RDRAND/RDSEED in Intel/AMD CPUs, or ARMv8.5-RNDRRS; virtio(4)-based vir-
tualization platforms such as QEMU can expose entropy from the host with
viornd(4); bootloader firmware such as UEFI may also expose an underlying
platform's random number generator.
However, many older computers have no reliable entropy sources. Some
have the hardware, but have it off by default, such as a disabled tpm(4).
On computers with no built-in reliable entropy source, you may wish to
transfer a seed from another computer with rndctl(8), or manually enter
samples into /dev/urandom -- see below.
You can manually save and load seeds with the rndctl(8) tool. For exam-
ple, you might use
rndctl -S seed
to save a seed from one machine, transfer it over a medium where you are
confident there are no eavesdroppers to another machine, and load it with
rndctl -L seed
on the target machine; then run
on the target machine to ensure that the entropy will be saved for next
boot, even if the system crashes or otherwise shuts down uncleanly.
rndctl -S records the number of bits of entropy in the seed so that
rndctl -L can count it.
Users can write data to /dev/urandom to be mixed together with all other
samples. For example, no matter what entropy sources are built into a
computer, you can ensure it has enough entropy (as long as there are no
surveillance cameras watching you) by flipping a coin 256 times and run-
echo thttthhhhttththtttht... > /dev/urandom
to ensure that the effort will be saved for next boot.
Inputs from the superuser (uid 0) to /dev/urandom count toward the sys-
tem's entropy estimate, at the maximum rate of one bit of entropy per bit
of data; inputs from unprivileged users will affect subsequent outputs
but will be counted as having zero entropy.
After adding entropy, make sure to regenerate any long-term keys that
might be predictable because they were previously generated with too lit-
tle entropy. For example, if `sshd=YES' is enabled in /etc/rc.conf, then
NetBSD will automatically generate ssh host keys on boot; if they were
generated with too little entropy, then you may wish to delete them and
create new ones before allowing anyone to log in via ssh(1).
getrandom(2), arc4random(3), rnd(4), rc.conf(5), rc(8), rndctl(8)
Nadia Heninger, Zakir Durumeric, Eric Wustrow, and J. Alex Halderman,

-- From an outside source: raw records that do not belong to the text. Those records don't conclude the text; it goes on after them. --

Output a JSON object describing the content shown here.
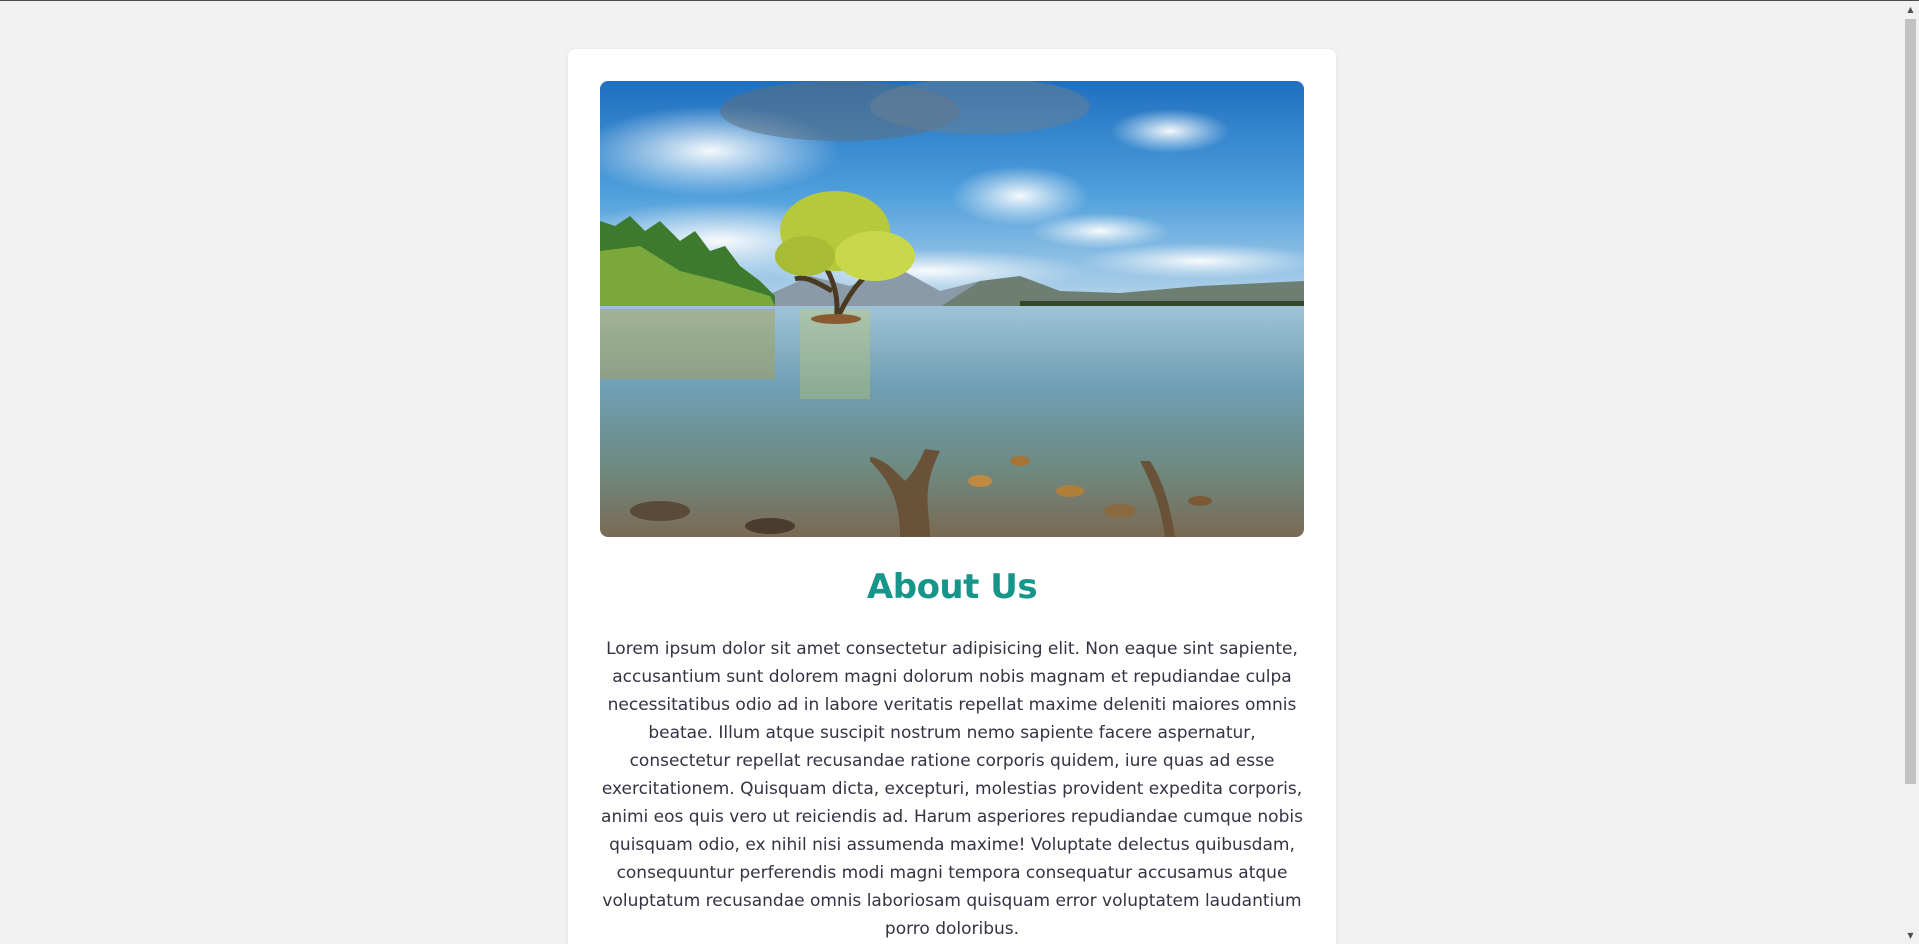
{
  "about": {
    "image_alt": "Lone tree in a lake with mountains and clouds",
    "heading": "About Us",
    "paragraph": "Lorem ipsum dolor sit amet consectetur adipisicing elit. Non eaque sint sapiente, accusantium sunt dolorem magni dolorum nobis magnam et repudiandae culpa necessitatibus odio ad in labore veritatis repellat maxime deleniti maiores omnis beatae. Illum atque suscipit nostrum nemo sapiente facere aspernatur, consectetur repellat recusandae ratione corporis quidem, iure quas ad esse exercitationem. Quisquam dicta, excepturi, molestias provident expedita corporis, animi eos quis vero ut reiciendis ad. Harum asperiores repudiandae cumque nobis quisquam odio, ex nihil nisi assumenda maxime! Voluptate delectus quibusdam, consequuntur perferendis modi magni tempora consequatur accusamus atque voluptatum recusandae omnis laboriosam quisquam error voluptatem laudantium porro doloribus."
  },
  "scrollbar": {
    "up_arrow": "▲",
    "down_arrow": "▼"
  },
  "colors": {
    "heading": "#16968a",
    "background": "#f2f2f2",
    "card": "#ffffff"
  }
}
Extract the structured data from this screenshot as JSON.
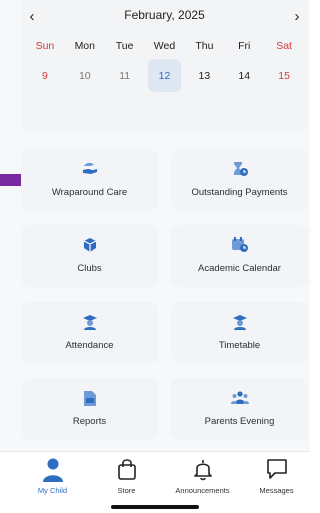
{
  "calendar": {
    "month_label": "February, 2025",
    "prev_icon": "chevron-left-icon",
    "next_icon": "chevron-right-icon",
    "prev_glyph": "‹",
    "next_glyph": "›",
    "weekdays": [
      "Sun",
      "Mon",
      "Tue",
      "Wed",
      "Thu",
      "Fri",
      "Sat"
    ],
    "dates": [
      "9",
      "10",
      "11",
      "12",
      "13",
      "14",
      "15"
    ],
    "selected_date": "12"
  },
  "tiles": [
    {
      "label": "Wraparound Care",
      "icon": "hand-heart-icon"
    },
    {
      "label": "Outstanding Payments",
      "icon": "hourglass-icon"
    },
    {
      "label": "Clubs",
      "icon": "cube-icon"
    },
    {
      "label": "Academic Calendar",
      "icon": "calendar-clock-icon"
    },
    {
      "label": "Attendance",
      "icon": "graduation-cap-icon"
    },
    {
      "label": "Timetable",
      "icon": "graduation-cap-icon"
    },
    {
      "label": "Reports",
      "icon": "document-icon"
    },
    {
      "label": "Parents Evening",
      "icon": "group-icon"
    }
  ],
  "bottom_nav": [
    {
      "label": "My Child",
      "icon": "person-icon",
      "active": true
    },
    {
      "label": "Store",
      "icon": "shopping-bag-icon",
      "active": false
    },
    {
      "label": "Announcements",
      "icon": "bell-icon",
      "active": false
    },
    {
      "label": "Messages",
      "icon": "chat-bubble-icon",
      "active": false
    }
  ],
  "colors": {
    "accent": "#2f6dc0",
    "weekend": "#d23b3b",
    "pointer_arrow": "#7a2aa0",
    "tile_background": "#f2f4f7"
  }
}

"Mining Your Ps and Qs: Detection of Widespread Weak Keys in Network
Devices", Proceedings of the 21st USENIX Security Symposium, USENIX,
sessions/presentation/heninger https://factorable.net/, 205-220, August
openssl -- predictable random number generator, Debian Security Advisory,
Features/VirtIORNG, QEMU Wiki, https://wiki.qemu.org/Features/VirtIORNG,
NetBSD 9.99 January 4, 2021 NetBSD 9.99